The European Union will set no minimum on the number of Syrian refugees its member states are willing to take from Turkey in a resettlement scheme to be unveiled on Tuesday, a senior EU official said on Monday.
The European Commission, the bloc's executive, will present the proposal following an agreement with Ankara two weeks ago that European leaders hope can help stem the flow of refugees and economic migrants reaching the EU from Turkey via Greece.
It will mention no number, the official said, in its plan for deserving cases to be flown directly from Turkey to the EU — an omission that could disappoint Turkish leaders. Nor will there be any system to send them to certain states — rather, EU countries can volunteer to take part in the scheme.
Germany under Chancellor Angela Merkel has led efforts for an EU agreement on taking in substantial numbers of the 2.3 million Syrians now sheltering in Turkey as a way of cutting back on people risking their lives in chaotic migration by sea.

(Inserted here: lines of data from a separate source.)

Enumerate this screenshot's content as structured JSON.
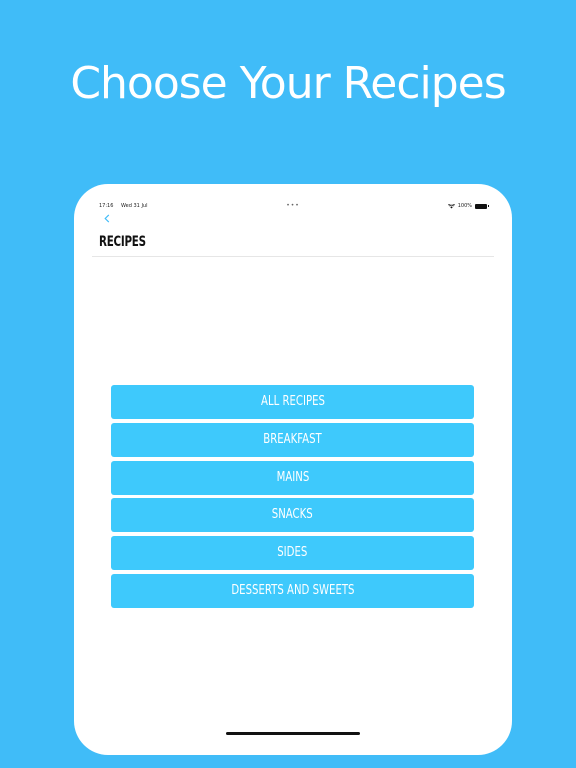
{
  "headline": "Choose Your Recipes",
  "status_bar": {
    "time": "17:16",
    "date": "Wed 31 Jul",
    "dots": "•••",
    "battery": "100%"
  },
  "nav": {
    "back_icon": "chevron-left-icon",
    "title": "RECIPES"
  },
  "menu": {
    "items": [
      {
        "label": "ALL RECIPES"
      },
      {
        "label": "BREAKFAST"
      },
      {
        "label": "MAINS"
      },
      {
        "label": "SNACKS"
      },
      {
        "label": "SIDES"
      },
      {
        "label": "DESSERTS AND SWEETS"
      }
    ]
  },
  "colors": {
    "background": "#40bcf8",
    "button": "#3ec9fc",
    "button_text": "#ffffff"
  }
}
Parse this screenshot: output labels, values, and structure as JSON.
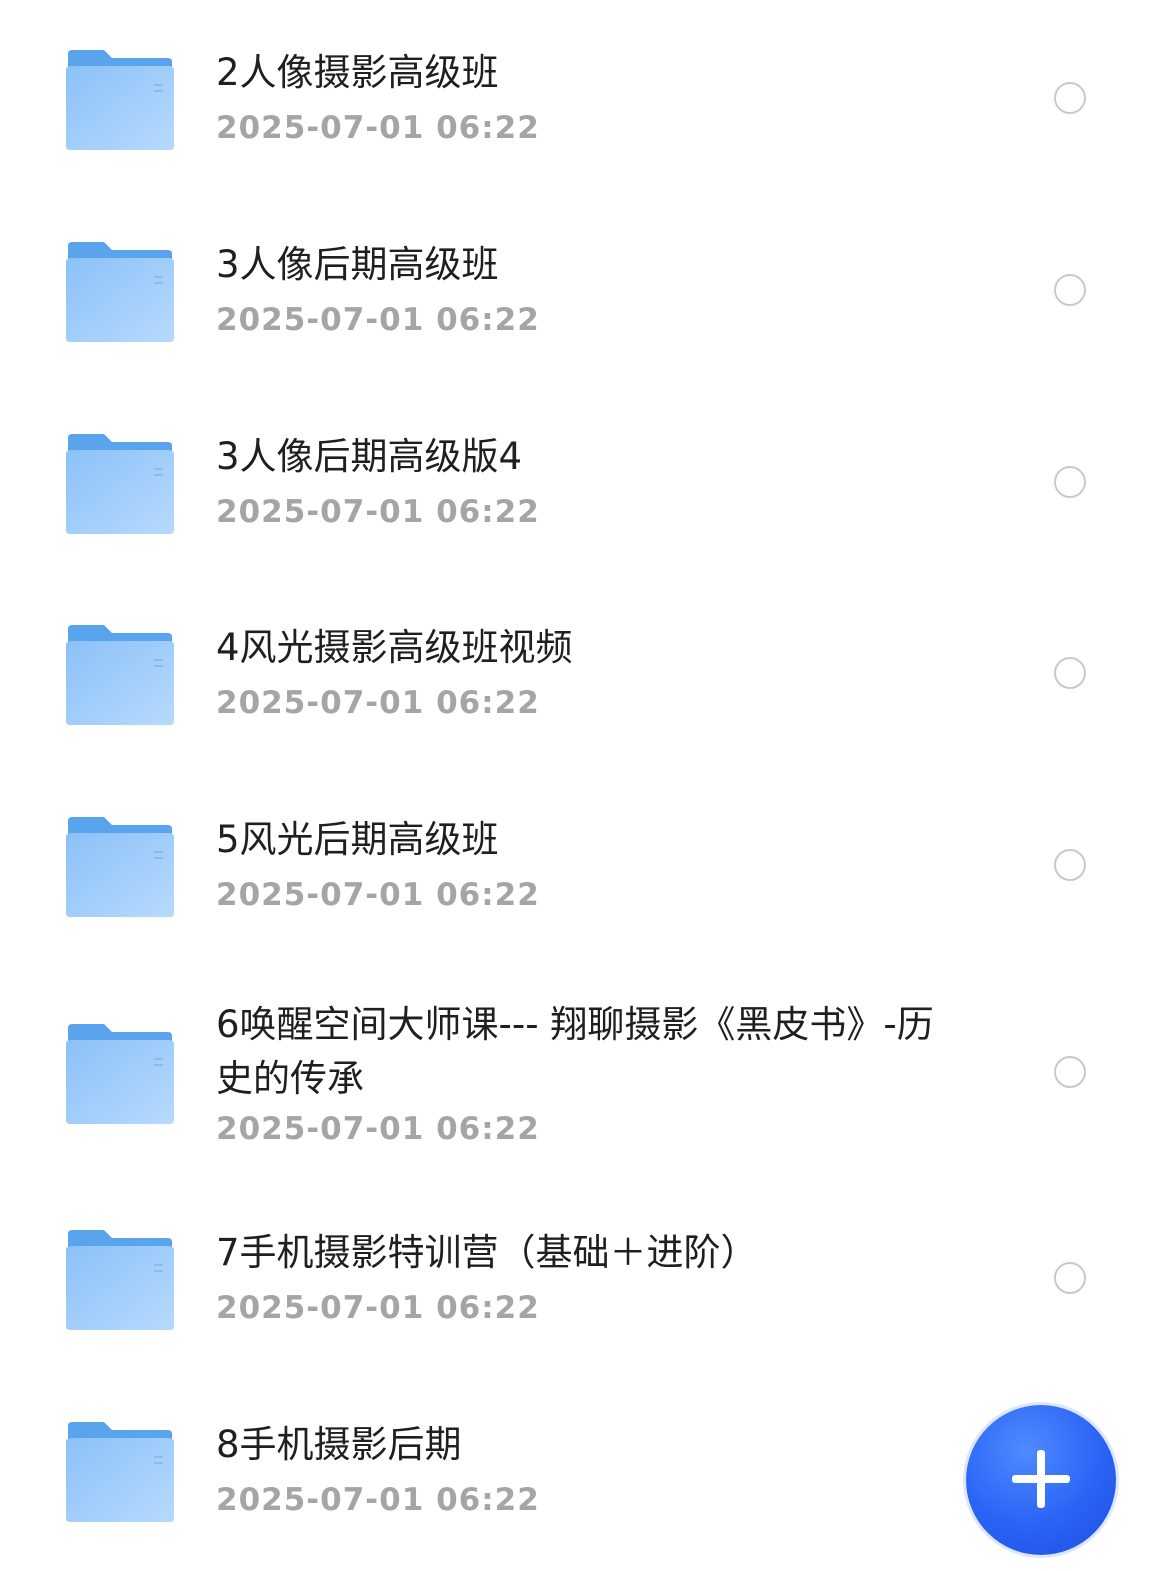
{
  "files": [
    {
      "name": "2人像摄影高级班",
      "date": "2025-07-01 06:22"
    },
    {
      "name": "3人像后期高级班",
      "date": "2025-07-01 06:22"
    },
    {
      "name": "3人像后期高级版4",
      "date": "2025-07-01 06:22"
    },
    {
      "name": "4风光摄影高级班视频",
      "date": "2025-07-01 06:22"
    },
    {
      "name": "5风光后期高级班",
      "date": "2025-07-01 06:22"
    },
    {
      "name": "6唤醒空间大师课--- 翔聊摄影《黑皮书》-历史的传承",
      "date": "2025-07-01 06:22"
    },
    {
      "name": "7手机摄影特训营（基础＋进阶）",
      "date": "2025-07-01 06:22"
    },
    {
      "name": "8手机摄影后期",
      "date": "2025-07-01 06:22"
    }
  ],
  "colors": {
    "folder_back": "#5aa4ee",
    "folder_front": "#a9d2fb",
    "fab": "#2a63f5"
  }
}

But few other states have been so enthusiastic, particularly following bitter rows inside the bloc in recent months caused by a German-backed push to impose mandatory quotas on governments to take in asylum seekers from frontier states Italy and Greece.
An agreement among EU states in the summer to take in up to 22,000 refugees, mainly from the Middle East, has yet to become fully operational. The same is true for schemes to relocate up to 160,000 asylum seekers already inside the EU. Some countries argue against more schemes until capacity is reached in others.
However, Turkey has been keen to see evidence of European commitment to helping it out in return for Turkish cooperation to slow departures for the Greek islands, and so the new scheme, specifically to help Turkey, is being put forward — to be linked with conditions to Ankara's efforts to stem migration.
The leaders of Germany, Austria and some half dozen other countries which have shown an interest in taking in refugees from Turkey are expected to meet in Brussels on Thursday ahead of an EU summit later that day.
Expectations among Brussels officials for the resettlement plan are modest compared with speculation in recent weeks that the EU might offer to take in hundreds of thousands of Syrians via legal migration routes rather than perilous sea voyages.
“If we manage to resettle 10,000 refugees from Turkey by the summer that would be a huge success,” the senior official involved with the preparation of the plan told Reuters.